So what I would like to do in this post is to simply list my vision for the future, i.e. how I would like men, women and gender roles to evolve. In the not too distant future, I would like the following bullet points to become a lived reality around the world:

  • Gender stereotypes have been completely transcended, and each individual is free to pursue the life path that he or she wants. No boy, girl, woman or man is shamed for having a certain interest, or for wanting to pursue a certain career or be a homemaker. Transcending stereotypes does not necessarily mean that men and women will make the same choices on a group level, since biological differences will still remain in the brain and in bodily makeup.

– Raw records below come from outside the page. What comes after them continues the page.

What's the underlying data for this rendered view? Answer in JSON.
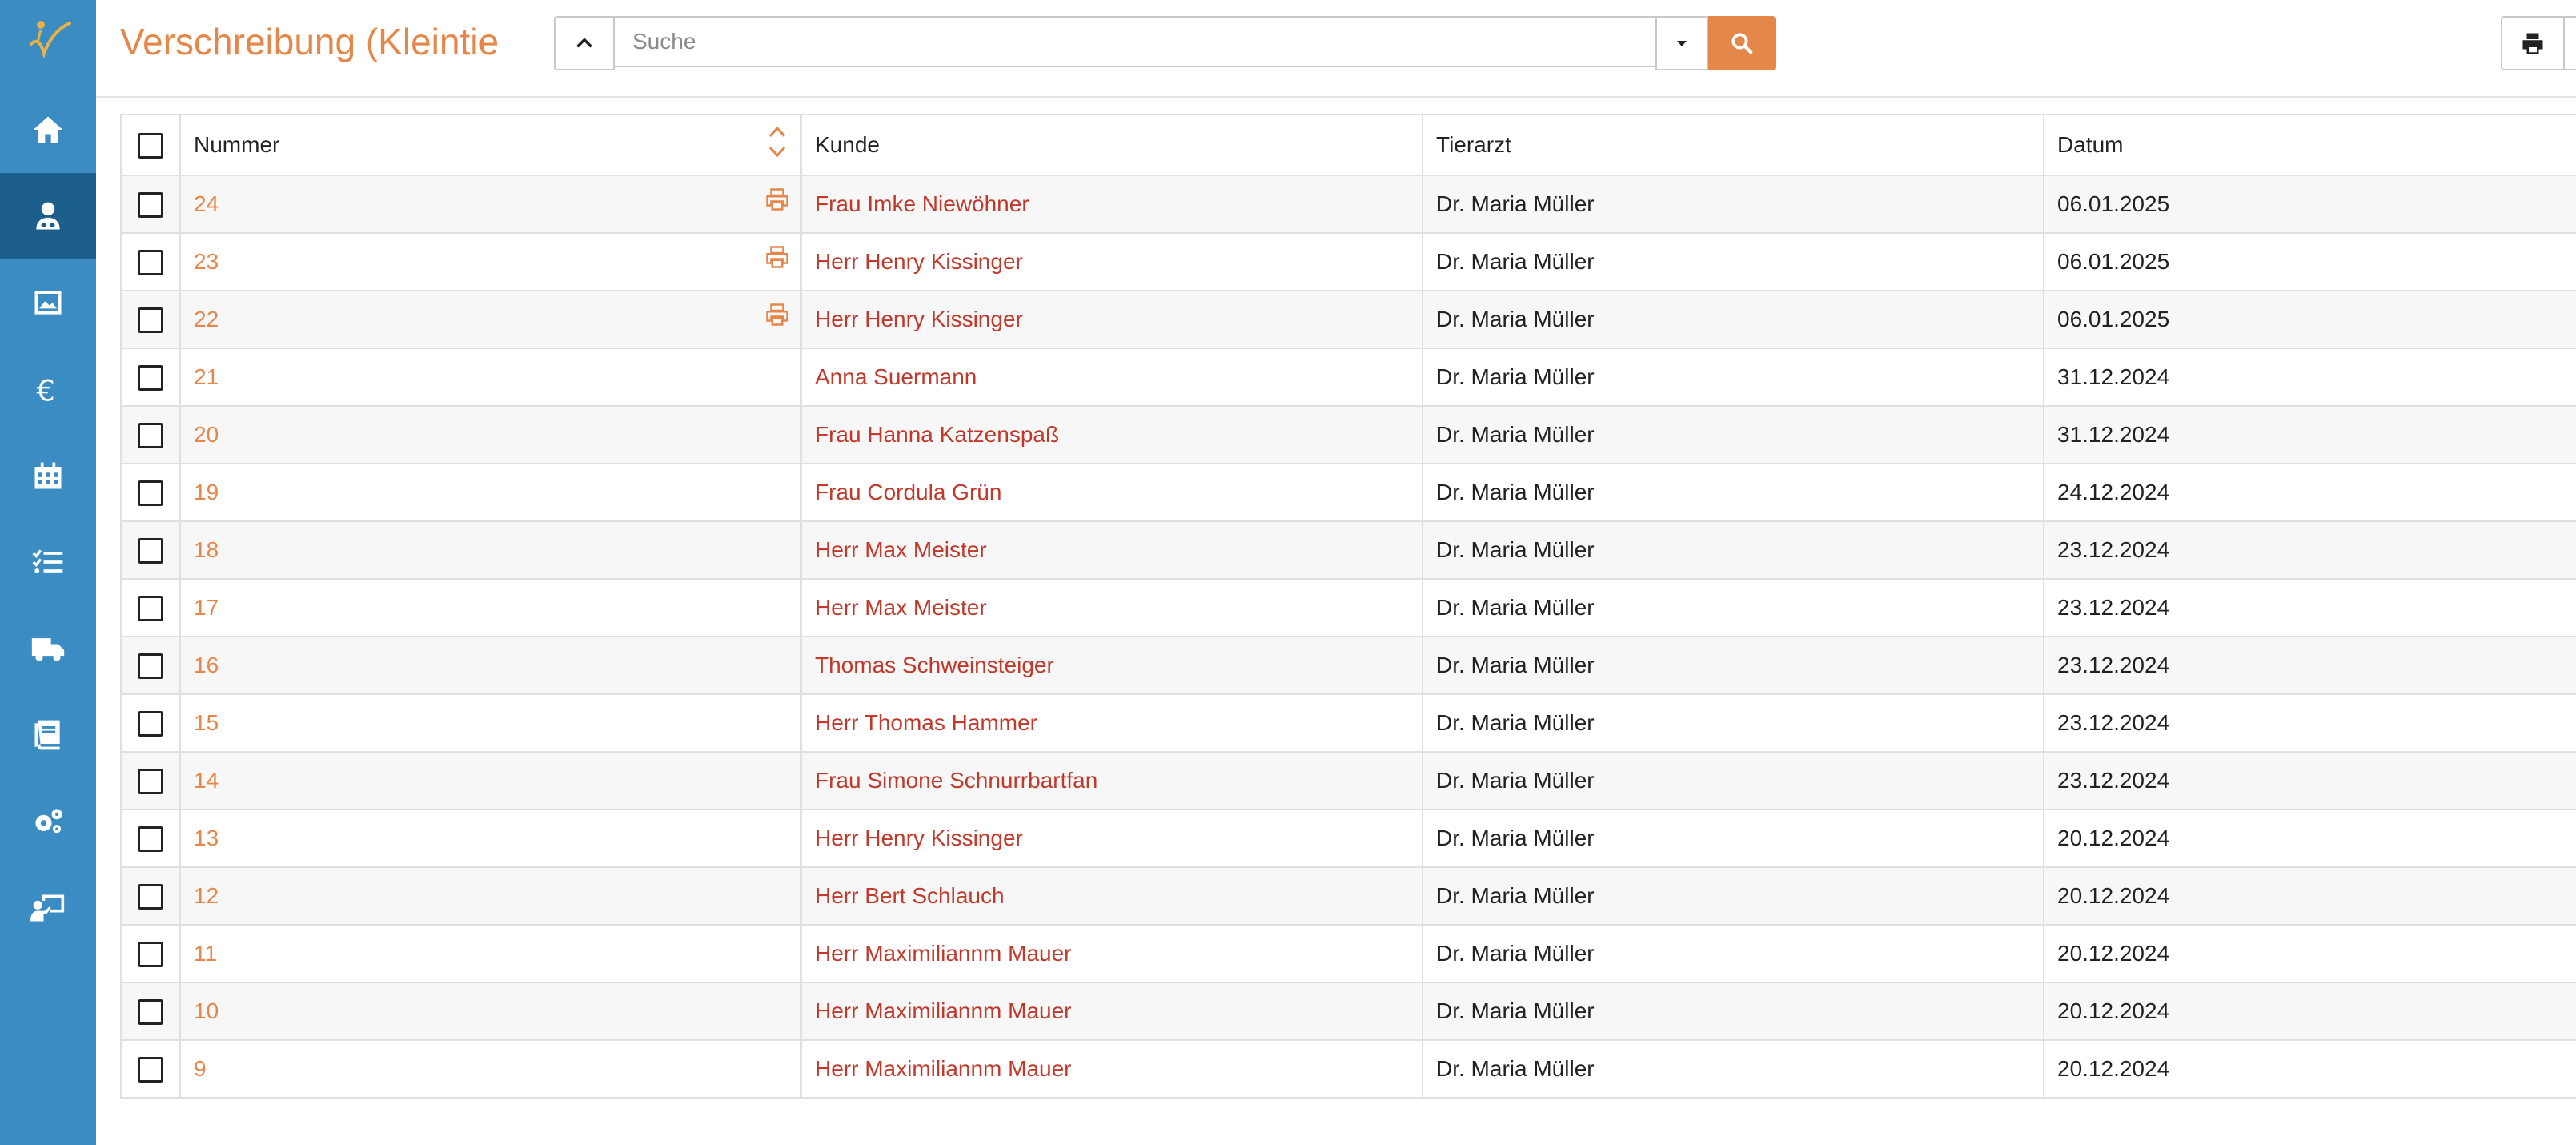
{
  "header": {
    "title": "Verschreibung (Kleintie",
    "search_placeholder": "Suche"
  },
  "sidebar": {
    "items": [
      {
        "icon": "home-icon",
        "active": false
      },
      {
        "icon": "vet-icon",
        "active": true
      },
      {
        "icon": "image-chart-icon",
        "active": false
      },
      {
        "icon": "euro-icon",
        "active": false
      },
      {
        "icon": "calendar-icon",
        "active": false
      },
      {
        "icon": "task-list-icon",
        "active": false
      },
      {
        "icon": "truck-icon",
        "active": false
      },
      {
        "icon": "book-icon",
        "active": false
      },
      {
        "icon": "settings-gears-icon",
        "active": false
      },
      {
        "icon": "presentation-user-icon",
        "active": false
      }
    ]
  },
  "table": {
    "columns": [
      "Nummer",
      "Kunde",
      "Tierarzt",
      "Datum"
    ],
    "rows": [
      {
        "nummer": "24",
        "kunde": "Frau Imke Niewöhner",
        "tierarzt": "Dr. Maria Müller",
        "datum": "06.01.2025",
        "printed": true
      },
      {
        "nummer": "23",
        "kunde": "Herr Henry Kissinger",
        "tierarzt": "Dr. Maria Müller",
        "datum": "06.01.2025",
        "printed": true
      },
      {
        "nummer": "22",
        "kunde": "Herr Henry Kissinger",
        "tierarzt": "Dr. Maria Müller",
        "datum": "06.01.2025",
        "printed": true
      },
      {
        "nummer": "21",
        "kunde": "Anna Suermann",
        "tierarzt": "Dr. Maria Müller",
        "datum": "31.12.2024",
        "printed": false
      },
      {
        "nummer": "20",
        "kunde": "Frau Hanna Katzenspaß",
        "tierarzt": "Dr. Maria Müller",
        "datum": "31.12.2024",
        "printed": false
      },
      {
        "nummer": "19",
        "kunde": "Frau Cordula Grün",
        "tierarzt": "Dr. Maria Müller",
        "datum": "24.12.2024",
        "printed": false
      },
      {
        "nummer": "18",
        "kunde": "Herr Max Meister",
        "tierarzt": "Dr. Maria Müller",
        "datum": "23.12.2024",
        "printed": false
      },
      {
        "nummer": "17",
        "kunde": "Herr Max Meister",
        "tierarzt": "Dr. Maria Müller",
        "datum": "23.12.2024",
        "printed": false
      },
      {
        "nummer": "16",
        "kunde": "Thomas Schweinsteiger",
        "tierarzt": "Dr. Maria Müller",
        "datum": "23.12.2024",
        "printed": false
      },
      {
        "nummer": "15",
        "kunde": "Herr Thomas Hammer",
        "tierarzt": "Dr. Maria Müller",
        "datum": "23.12.2024",
        "printed": false
      },
      {
        "nummer": "14",
        "kunde": "Frau Simone Schnurrbartfan",
        "tierarzt": "Dr. Maria Müller",
        "datum": "23.12.2024",
        "printed": false
      },
      {
        "nummer": "13",
        "kunde": "Herr Henry Kissinger",
        "tierarzt": "Dr. Maria Müller",
        "datum": "20.12.2024",
        "printed": false
      },
      {
        "nummer": "12",
        "kunde": "Herr Bert Schlauch",
        "tierarzt": "Dr. Maria Müller",
        "datum": "20.12.2024",
        "printed": false
      },
      {
        "nummer": "11",
        "kunde": "Herr Maximiliannm Mauer",
        "tierarzt": "Dr. Maria Müller",
        "datum": "20.12.2024",
        "printed": false
      },
      {
        "nummer": "10",
        "kunde": "Herr Maximiliannm Mauer",
        "tierarzt": "Dr. Maria Müller",
        "datum": "20.12.2024",
        "printed": false
      },
      {
        "nummer": "9",
        "kunde": "Herr Maximiliannm Mauer",
        "tierarzt": "Dr. Maria Müller",
        "datum": "20.12.2024",
        "printed": false
      }
    ]
  },
  "colors": {
    "sidebar": "#3a8cc2",
    "sidebar_active": "#1d5f8c",
    "accent": "#e6874a",
    "customer_link": "#c0392b"
  }
}
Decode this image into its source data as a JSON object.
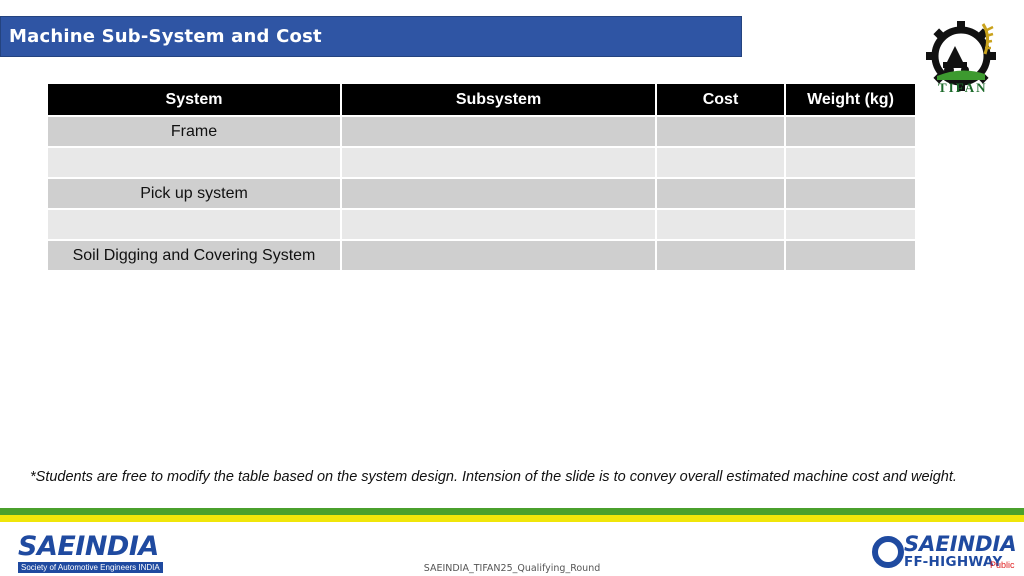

  • Biological differences between the brains of men and women will no longer be ignored, since scientific research clearly shows that such differences exist. However, biological differences aren’t overemphasized either, since everyone recognizes that each individual is biologically unique, and may not have a brain that corresponds to biological sex.
  • Feminism has been replaced by a gender liberation movement that cares equally about the well-being of both sexes.
  • It has become common knowledge that traditional gender roles arose as a reaction to historical circumstances, and that it made perfect sense at one point to have those gender roles, since they were a functional fit to the current conditions. This understanding enables women and men alike to relax, and to refrain from blaming the other sex for the negative baggage that each gender role has.
  • All legislation is gender neutral, including laws concerning military service and the draft. Gays and lesbians are allowed to get married and adopt children, just like anyone else, since there is no logical reason to uphold such discrimination.
  • Men and women recognize that a marriage is not only about love, it is also something that has a huge impact on your life as a whole. Because of this, men and women form agreements when getting married about what will happen to any children if they are divorced, and how each person will survive financially in case of divorce. Financial and social capital are both valued highly when forming such agreements.
  • Biological paternity and maternity are established on all newborns using DNA testing, and legal paternity and maternity correspond to the results of such testing, unless the child is put up for adoption.
  • Discrimination is frowned upon, as are people who try to blame their own shortcomings on discrimination.
  • Schools teach children relationship skills and emotional awareness, so that the children can grow up to use these skills in the workplace and in personal relationships. This decreases the violence that both sexes instigate in the home, and the violence that men perpetrate outside the home. It also lessens the emotional manipulation of girls and women.

What is your vision for the future?